A few local media outlets have picked up interest in my book since I announced it was available for pre-sale on twitter and this blog. On the one hand, this is great! I really welcome the exposure for both the book and the ideas it contains. On the other hand, I worry (together with my publisher’s media rep) about too much early exposure before the book is actually available (October!). I don’t really know what the right balance is – we don’t get a lot of media training in academia – but I’ll keep working on figuring it out. In the meantime, I ask for patience from interested reporters with my ham-fisted efforts to manage the roll out of the book and its ideas, and I’m hopeful interest continues into when the book is actually ready to fall into readers’ hands.
For now here’s the audio clip from a recent interview talking about my forthcoming book with Stephen Quinn on CBC’s On The Coast. (Or you can just listen to the whole August 11th, 2016 show). I’m a regular listener, so it was really fun to meet Stephen Quinn and Amy Bell and see the inside of the CBC studio. [Update: and here’s the CBC write-up].
Prior to the radio interview, Jen St. Denis also interviewed me about the book for the Metro News, in a nice little piece posted here. I think the piece was good, but it’s worth making two quick clarifications:
1) The 80% of land base figure speaks to 80% of land set aside to support residential uses (rather than 80% of all land as a whole), and covers the municipality of Vancouver. Metro Vancouver has data on land use broken down by municipality (and a lot of other data besides!) Also Jens von Bergmann over at MountainMath (mentioned in the piece) has a beautiful map breaking down land use by lot within the City of Vancouver, which everyone should check out. It really demonstrates just how much land has been set aside for single-family detached houses (almost entirely in protected RS zones, though there are also duplexes in RT zones and houses in Shaughnessy included, along with a scattering of old houses remaining in places unprotected by zoning).
2) The accompanying photo for the piece, as multiple people have pointed out, looks like it was taken at Mole Hill, which is a lovely little development preserving and rehabilitating old houses downtown by subdividing them up into apartments. To be clear, the census would not consider these to be single-family detached houses, nor would the city. But the ambiguity of how they LOOK like houses (and very photogenic ones at that) is really interesting. This speaks to the focus of my first chapter in the book, laying out just what we talk about when we talk about single-family detached houses, and how the legal categories don’t always match people’s lay understandings of what counts as a house.
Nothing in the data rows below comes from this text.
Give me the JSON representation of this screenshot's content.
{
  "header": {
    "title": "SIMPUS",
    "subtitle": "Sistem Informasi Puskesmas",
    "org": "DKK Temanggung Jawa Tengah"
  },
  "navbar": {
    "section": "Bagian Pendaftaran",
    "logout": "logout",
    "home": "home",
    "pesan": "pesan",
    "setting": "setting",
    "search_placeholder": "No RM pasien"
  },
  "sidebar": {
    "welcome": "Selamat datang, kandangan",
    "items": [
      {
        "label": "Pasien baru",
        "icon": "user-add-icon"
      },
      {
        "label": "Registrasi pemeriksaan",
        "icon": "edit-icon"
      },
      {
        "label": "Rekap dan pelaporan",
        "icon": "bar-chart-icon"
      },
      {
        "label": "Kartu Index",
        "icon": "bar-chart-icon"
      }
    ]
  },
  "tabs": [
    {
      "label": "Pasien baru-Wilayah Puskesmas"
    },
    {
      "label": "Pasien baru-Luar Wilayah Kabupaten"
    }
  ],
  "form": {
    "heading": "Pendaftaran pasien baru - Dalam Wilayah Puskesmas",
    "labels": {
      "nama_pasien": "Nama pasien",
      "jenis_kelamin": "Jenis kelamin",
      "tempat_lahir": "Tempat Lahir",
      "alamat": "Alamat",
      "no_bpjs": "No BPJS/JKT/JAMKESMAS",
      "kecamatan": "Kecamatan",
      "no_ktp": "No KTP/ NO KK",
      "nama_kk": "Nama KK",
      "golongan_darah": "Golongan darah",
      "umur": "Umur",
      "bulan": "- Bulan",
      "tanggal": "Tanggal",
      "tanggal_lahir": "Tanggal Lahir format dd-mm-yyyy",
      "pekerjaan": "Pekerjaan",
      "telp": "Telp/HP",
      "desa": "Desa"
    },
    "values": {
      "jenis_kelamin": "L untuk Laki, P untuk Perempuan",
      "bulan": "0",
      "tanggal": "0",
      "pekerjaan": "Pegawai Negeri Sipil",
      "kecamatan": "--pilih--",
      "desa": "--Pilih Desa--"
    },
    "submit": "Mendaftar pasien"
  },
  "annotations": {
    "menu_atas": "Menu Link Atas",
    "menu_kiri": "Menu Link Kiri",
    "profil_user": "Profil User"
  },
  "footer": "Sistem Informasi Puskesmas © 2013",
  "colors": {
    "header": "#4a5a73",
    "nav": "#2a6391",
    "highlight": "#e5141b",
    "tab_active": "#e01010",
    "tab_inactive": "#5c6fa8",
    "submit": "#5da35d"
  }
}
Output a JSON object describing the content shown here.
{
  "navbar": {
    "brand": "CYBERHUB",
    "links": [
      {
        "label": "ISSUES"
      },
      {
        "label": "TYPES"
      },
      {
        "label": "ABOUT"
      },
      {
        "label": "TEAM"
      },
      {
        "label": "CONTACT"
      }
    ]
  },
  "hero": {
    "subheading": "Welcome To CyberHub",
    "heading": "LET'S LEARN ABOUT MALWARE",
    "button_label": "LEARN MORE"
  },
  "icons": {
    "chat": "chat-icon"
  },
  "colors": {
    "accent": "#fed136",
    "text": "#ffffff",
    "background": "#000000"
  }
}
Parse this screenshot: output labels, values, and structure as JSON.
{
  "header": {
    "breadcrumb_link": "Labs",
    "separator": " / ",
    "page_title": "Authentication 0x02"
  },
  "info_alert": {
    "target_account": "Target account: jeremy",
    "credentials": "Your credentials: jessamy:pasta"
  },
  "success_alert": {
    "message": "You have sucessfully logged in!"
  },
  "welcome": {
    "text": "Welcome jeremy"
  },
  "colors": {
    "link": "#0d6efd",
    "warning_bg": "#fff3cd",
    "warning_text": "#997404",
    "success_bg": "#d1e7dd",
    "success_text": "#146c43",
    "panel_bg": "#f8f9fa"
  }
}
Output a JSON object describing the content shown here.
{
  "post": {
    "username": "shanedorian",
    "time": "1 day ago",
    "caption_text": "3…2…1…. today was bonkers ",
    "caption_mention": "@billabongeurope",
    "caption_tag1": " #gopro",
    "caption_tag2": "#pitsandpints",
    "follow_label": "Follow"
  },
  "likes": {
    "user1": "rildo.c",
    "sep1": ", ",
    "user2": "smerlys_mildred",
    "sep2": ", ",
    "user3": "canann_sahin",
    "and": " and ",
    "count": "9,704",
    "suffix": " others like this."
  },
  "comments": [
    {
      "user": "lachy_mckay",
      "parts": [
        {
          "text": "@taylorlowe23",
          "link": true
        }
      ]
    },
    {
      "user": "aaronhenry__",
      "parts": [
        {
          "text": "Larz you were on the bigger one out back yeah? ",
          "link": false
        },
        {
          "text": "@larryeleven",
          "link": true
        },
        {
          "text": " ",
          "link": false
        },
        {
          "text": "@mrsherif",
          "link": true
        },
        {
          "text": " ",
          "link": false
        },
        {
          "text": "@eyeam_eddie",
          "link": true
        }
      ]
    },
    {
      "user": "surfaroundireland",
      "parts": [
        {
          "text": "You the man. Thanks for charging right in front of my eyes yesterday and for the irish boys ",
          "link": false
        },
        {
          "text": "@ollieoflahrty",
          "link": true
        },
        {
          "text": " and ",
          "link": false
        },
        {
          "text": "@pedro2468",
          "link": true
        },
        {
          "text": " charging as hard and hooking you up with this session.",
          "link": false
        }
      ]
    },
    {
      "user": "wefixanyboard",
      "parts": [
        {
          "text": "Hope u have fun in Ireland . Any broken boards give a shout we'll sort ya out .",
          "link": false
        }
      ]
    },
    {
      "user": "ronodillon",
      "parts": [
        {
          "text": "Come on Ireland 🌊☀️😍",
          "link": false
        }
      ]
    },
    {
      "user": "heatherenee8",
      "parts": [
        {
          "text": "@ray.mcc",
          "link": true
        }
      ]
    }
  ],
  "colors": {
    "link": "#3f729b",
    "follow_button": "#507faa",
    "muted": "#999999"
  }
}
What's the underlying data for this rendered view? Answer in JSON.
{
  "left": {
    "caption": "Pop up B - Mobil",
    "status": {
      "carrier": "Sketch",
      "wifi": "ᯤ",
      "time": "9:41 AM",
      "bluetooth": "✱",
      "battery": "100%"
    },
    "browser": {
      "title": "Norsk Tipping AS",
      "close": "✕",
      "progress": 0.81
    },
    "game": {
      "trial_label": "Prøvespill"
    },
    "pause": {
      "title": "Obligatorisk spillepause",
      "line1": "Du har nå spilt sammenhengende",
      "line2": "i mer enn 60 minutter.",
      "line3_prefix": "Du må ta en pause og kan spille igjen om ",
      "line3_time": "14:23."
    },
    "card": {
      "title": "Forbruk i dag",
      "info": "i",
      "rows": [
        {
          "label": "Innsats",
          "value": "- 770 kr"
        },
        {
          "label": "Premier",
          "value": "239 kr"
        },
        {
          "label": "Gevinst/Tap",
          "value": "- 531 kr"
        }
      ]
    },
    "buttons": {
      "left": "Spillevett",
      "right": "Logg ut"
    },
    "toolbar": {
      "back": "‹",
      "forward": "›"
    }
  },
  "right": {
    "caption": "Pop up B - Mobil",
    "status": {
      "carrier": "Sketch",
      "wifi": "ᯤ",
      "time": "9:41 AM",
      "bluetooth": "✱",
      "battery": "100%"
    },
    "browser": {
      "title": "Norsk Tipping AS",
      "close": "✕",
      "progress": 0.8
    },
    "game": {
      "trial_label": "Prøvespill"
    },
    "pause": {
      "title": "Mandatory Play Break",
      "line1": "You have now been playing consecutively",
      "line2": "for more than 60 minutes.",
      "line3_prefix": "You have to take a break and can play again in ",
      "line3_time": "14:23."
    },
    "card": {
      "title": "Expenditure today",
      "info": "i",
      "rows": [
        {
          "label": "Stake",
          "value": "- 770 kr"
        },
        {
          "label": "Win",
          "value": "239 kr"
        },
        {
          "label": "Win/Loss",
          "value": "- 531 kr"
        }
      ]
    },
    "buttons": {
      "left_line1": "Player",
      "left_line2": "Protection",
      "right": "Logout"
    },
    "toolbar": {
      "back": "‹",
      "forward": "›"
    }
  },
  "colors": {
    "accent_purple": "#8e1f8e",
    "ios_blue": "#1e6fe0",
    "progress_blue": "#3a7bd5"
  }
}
It also speaks to the many possibilities for subdividing existing houses to support more households – if zoning laws were modified to allow such a thing (it’s already the case, of course, that most RS zoned lots in Vancouver can now already support up to three households through secondary suite and laneway housing provisions).